Daniel is pretty awesome with Ben, but I don’t think that that is anything out of the ordinary…especially since they are twins and have a very unique relationship. At this stage, neither of them really realize that Ben is different than Daniel. The one thing that Daniel really does understand though is that it is much harder for Ben to go get a toy (especially one in a different room). Since we mostly have 2 of everything, Daniel will almost always bring back both toys when he goes off to get a toy for himself. One for him and one for Ben. So sweet.
I saw on your blog, About the Small Stuff, that Ben has started hippotherapy, can you explain what this is?
Hippotherapy is a form of physical, occupational and speech therapy in which a therapist uses the characteristic movements of a horse to provide carefully graded motor and sensory input.
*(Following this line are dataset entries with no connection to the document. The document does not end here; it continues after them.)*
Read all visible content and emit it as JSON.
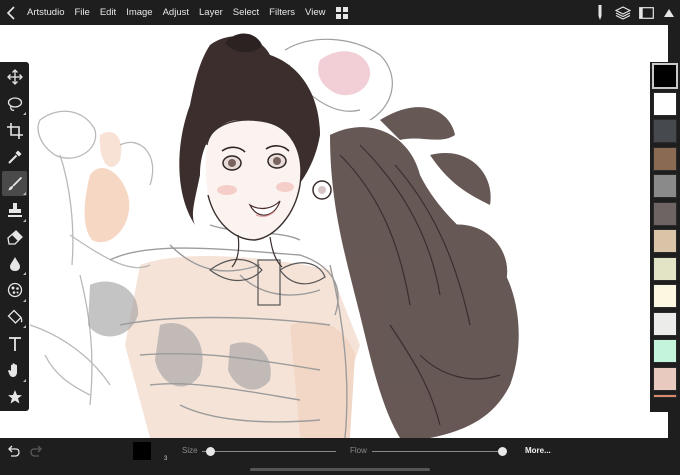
{
  "app": {
    "back_icon": "chevron-left-icon",
    "grid_icon": "grid-icon"
  },
  "menu": [
    {
      "label": "Artstudio"
    },
    {
      "label": "File"
    },
    {
      "label": "Edit"
    },
    {
      "label": "Image"
    },
    {
      "label": "Adjust"
    },
    {
      "label": "Layer"
    },
    {
      "label": "Select"
    },
    {
      "label": "Filters"
    },
    {
      "label": "View"
    }
  ],
  "header_right_icons": [
    "pencil-icon",
    "layers-icon",
    "fullscreen-icon",
    "hide-ui-icon"
  ],
  "tools": [
    {
      "name": "move-tool",
      "icon": "move-icon"
    },
    {
      "name": "lasso-tool",
      "icon": "lasso-icon",
      "submenu": true
    },
    {
      "name": "crop-tool",
      "icon": "crop-icon"
    },
    {
      "name": "eyedropper-tool",
      "icon": "eyedropper-icon"
    },
    {
      "name": "brush-tool",
      "icon": "brush-icon",
      "submenu": true,
      "active": true
    },
    {
      "name": "stamp-tool",
      "icon": "stamp-icon",
      "submenu": true
    },
    {
      "name": "eraser-tool",
      "icon": "eraser-icon"
    },
    {
      "name": "blur-tool",
      "icon": "drop-icon",
      "submenu": true
    },
    {
      "name": "smudge-tool",
      "icon": "smudge-icon",
      "submenu": true
    },
    {
      "name": "fill-tool",
      "icon": "bucket-icon",
      "submenu": true
    },
    {
      "name": "text-tool",
      "icon": "text-icon"
    },
    {
      "name": "hand-tool",
      "icon": "hand-icon",
      "submenu": true
    },
    {
      "name": "favorites-tool",
      "icon": "star-icon"
    }
  ],
  "palette": {
    "swatches": [
      "#000000",
      "#ffffff",
      "#46494e",
      "#8a6a52",
      "#8a8a8a",
      "#6e6464",
      "#d9c4a8",
      "#e3e3c5",
      "#fbf7e0",
      "#ececea",
      "#c2f5dc",
      "#e9cabf",
      "#d9896c"
    ],
    "selected_index": 0
  },
  "bottombar": {
    "undo_icon": "undo-icon",
    "redo_icon": "redo-icon",
    "brush_color": "#000000",
    "brush_size_number": "3",
    "size_label": "Size",
    "size_value": 0.06,
    "flow_label": "Flow",
    "flow_value": 1.0,
    "more_label": "More..."
  }
}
Adults and children with disabilities can improve their posture, muscle strength, coordination, balance, sensory/motor development as well as speech and language skills when hippotherapy is incorporated into a total care plan for a patient (source: www.wikipedia.com).
For Ben, this means a 45-minute riding lesson once a week on a very special pony named Cowboy! He absolutely loves it. Not only does he get to ride a pony (Ben loves animals), but it is so good for him. Because Ben doesn’t walk, his core muscles are quite weak. The movement of the pony mimics that of walking so by riding, he is strengthening his core muscles as well as working on balance and many other great things.
What are some of your favorite family activities?
Our family is a very typical family. Please don’t think that because of Ben’s CP that we don’t do all the normal family-oriented things that other families participate in. Although I wouldn’t say that my husband or I are very outdoorsy people, our favourite things to do tend to be outdoors. We love going for bike rides in our neighbourhood, going to the beach (if the weather cooperates), and hanging out with family and friends. The boys favourite things right now are definitely their bikes and throwing rocks in the water whether that be the ocean, a stream, or just a little mud puddle…oh, and they love splashing in the puddles!
If you had an extra hour of free time, just for yourself, each day, how would you spend it?
I’m actually very blessed that we can afford to have a full-time nanny even though I only work part-time. So there are many days when I get a free hour or two to myself. When this does happen, I will sometimes take a nap (usually much needed) or even just read a book. Lately, we’ve been pretty busy and I’ve had a harder time finding that extra time for myself. The one thing that my husband and I are trying to get off the ground is a charity to help other disabled children in our area. We’re still trying to figure out exactly what our area’s disabled children need most, but are currently leaning toward providing adaptive bicycles. My personal feeling is that ALL kids should have their own bike. Unfortunately, adaptive bikes are not considered medically-necessary so many disabled kids have to go without.
What question do you have for the families in our community?
We’ve just started potty-training. Daniel is really interested and doing very well, but Ben is showing little to no interest. Any tips for potty-training twins? What did you do when one was interested but the other not?
Be sure to leave your answer to Cary’s question in the comment section and don’t forget to stop by About the Small Stuff to leave some bloggy love!